(http://www.aphis.usda.gov/plant_health/plant_pest_info/weeds/downloads/weedlist.pdf)
The remaining 11 species are all known to be invasive species in Indiana or in this region. Lakes, reservoirs, ponds, rivers, streams, and wetlands are all at risk of being invaded if these species are not prohibited from trade in Indiana. The types of entities subject to this rule include aquatic plant growers, nursery stores that sell aquatic plants, aquarium stores that sell aquatic plants, and aquatic services entities (boat repair, delivery, storage). There are approximately 380 licensed nursery growers registered in the state. It is estimated that 12 of these nurseries produce aquatic plants, and only a portion of these would produce any of the species being considered for regulation. There are nearly 4,000 retailers in the state that sell plants including retail landscape, aquarium, and other retail outlets. Of these retail outlets, it is estimated that one-third sell aquatic plants, and an estimated 200 of these may actually sell species being considered for regulation. Marinas and other entities that specialize in watercraft repair, removal, and storage are subject to this rule since they must inspect the equipment as they remove it to be certain there are no regulated plants present. It is estimated that 400 entities in Indiana specialize in these types of services and would be impacted by the rule. It is expected that the economic impact to production nurseries, wholesalers, and retailers will be in disposal of existing stock. After an entity is in compliance, there would be no annual economic impact. Entities that produce or sell regulated species will need to eliminate all existing inventories of the regulated species. Currently only seven of the 28 species proposed in these rules have a presence in trade. A typical inventory for the estimated 200 retail outlets that may offer these plants for sale would range from 10 to 50 plants of each of the seven species that have some presence in trade. Economic loss in inventory for these entities is expected to be minimal. The species proposed for regulation are relatively inexpensive plants that range in price from $3 to $7 per plant. If an entity has to eliminate an inventory of 100 plants of any of the species, at an average of $5 per plant, total retail cost for these plants would average approximately $500 per retail outlet. It would be unusual that an entity would have all seven species with this level of inventory however, so economic impact per entity could be much lower. Other than the possible destruction of regulated species inventory, there should be no other economic loss to these entities. There are numerous other aquatic plants currently in trade that can be used to replace the species proposed for regulation. Wholesale and retail outlets will simply replace the invasive species that are proposed for regulation with a noninvasive species that will have similar customer appeal. The annual cost for marinas and boat repair, removal, and storage entities will be minimal. Inspection and hand removal of all plant material takes very little time. For a 30-foot recreational boat, it is expected that the visual inspection and hand removal of all plant material from the boat and trailer may take 15 minutes. At $10 per hour, inspection and removal would cost $2.50. On average an entity may remove 30 boats a month during the 5-month boating season costing an entity a total of $75 in labor per month. No special equipment is necessary to clean plant material from aquatic equipment.
Copies of these rules are now on file at the Indiana Government Center North, 100 North Senate Avenue, Room N501 and Legislative Services Agency, Indiana Government Center North, 100 North Senate Avenue, Room N201, Indianapolis, Indiana and are open for public inspection.

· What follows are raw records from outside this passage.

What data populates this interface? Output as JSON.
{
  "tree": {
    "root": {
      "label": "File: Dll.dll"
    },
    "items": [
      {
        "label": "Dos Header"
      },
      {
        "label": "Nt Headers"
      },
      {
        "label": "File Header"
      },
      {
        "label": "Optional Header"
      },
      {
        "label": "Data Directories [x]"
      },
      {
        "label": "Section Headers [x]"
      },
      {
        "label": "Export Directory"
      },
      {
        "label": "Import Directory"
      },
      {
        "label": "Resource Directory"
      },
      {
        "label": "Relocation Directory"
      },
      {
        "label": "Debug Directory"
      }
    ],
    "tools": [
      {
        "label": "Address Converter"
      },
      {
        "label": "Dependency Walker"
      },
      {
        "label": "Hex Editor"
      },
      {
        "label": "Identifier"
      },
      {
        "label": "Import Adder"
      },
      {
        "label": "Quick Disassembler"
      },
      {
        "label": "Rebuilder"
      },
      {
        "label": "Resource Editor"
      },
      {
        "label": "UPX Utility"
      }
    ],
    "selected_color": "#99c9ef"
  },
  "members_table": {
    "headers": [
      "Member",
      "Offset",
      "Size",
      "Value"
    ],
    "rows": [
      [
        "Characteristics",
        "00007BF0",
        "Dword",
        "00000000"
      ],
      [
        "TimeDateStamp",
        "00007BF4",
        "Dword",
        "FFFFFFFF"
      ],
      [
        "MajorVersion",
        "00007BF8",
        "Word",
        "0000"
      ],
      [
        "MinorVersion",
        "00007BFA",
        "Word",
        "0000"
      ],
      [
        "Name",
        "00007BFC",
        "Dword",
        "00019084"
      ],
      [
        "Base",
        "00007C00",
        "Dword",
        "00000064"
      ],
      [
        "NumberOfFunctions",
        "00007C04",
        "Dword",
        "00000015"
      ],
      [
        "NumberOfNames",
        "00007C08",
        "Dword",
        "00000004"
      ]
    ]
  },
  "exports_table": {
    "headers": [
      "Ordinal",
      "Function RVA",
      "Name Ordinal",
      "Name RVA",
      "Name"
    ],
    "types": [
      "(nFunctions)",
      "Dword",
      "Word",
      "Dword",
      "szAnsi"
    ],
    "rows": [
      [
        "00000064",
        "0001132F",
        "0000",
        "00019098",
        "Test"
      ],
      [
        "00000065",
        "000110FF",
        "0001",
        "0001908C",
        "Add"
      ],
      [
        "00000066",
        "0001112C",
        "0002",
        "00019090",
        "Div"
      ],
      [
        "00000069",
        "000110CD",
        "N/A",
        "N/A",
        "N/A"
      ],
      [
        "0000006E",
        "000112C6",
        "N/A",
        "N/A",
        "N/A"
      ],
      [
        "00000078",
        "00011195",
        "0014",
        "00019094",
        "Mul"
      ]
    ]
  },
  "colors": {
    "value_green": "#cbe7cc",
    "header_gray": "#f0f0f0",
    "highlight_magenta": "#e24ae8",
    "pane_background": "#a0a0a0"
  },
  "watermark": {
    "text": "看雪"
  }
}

Bryan W. Poynter
Chairman
Natural Resources Commission

Posted: 04/11/2012 by Legislative Services Agency

DIN: 20120411-IR-312120050PHA
Composed: Nov 21,2014 7:43:14PM EST
A PDF version of this document.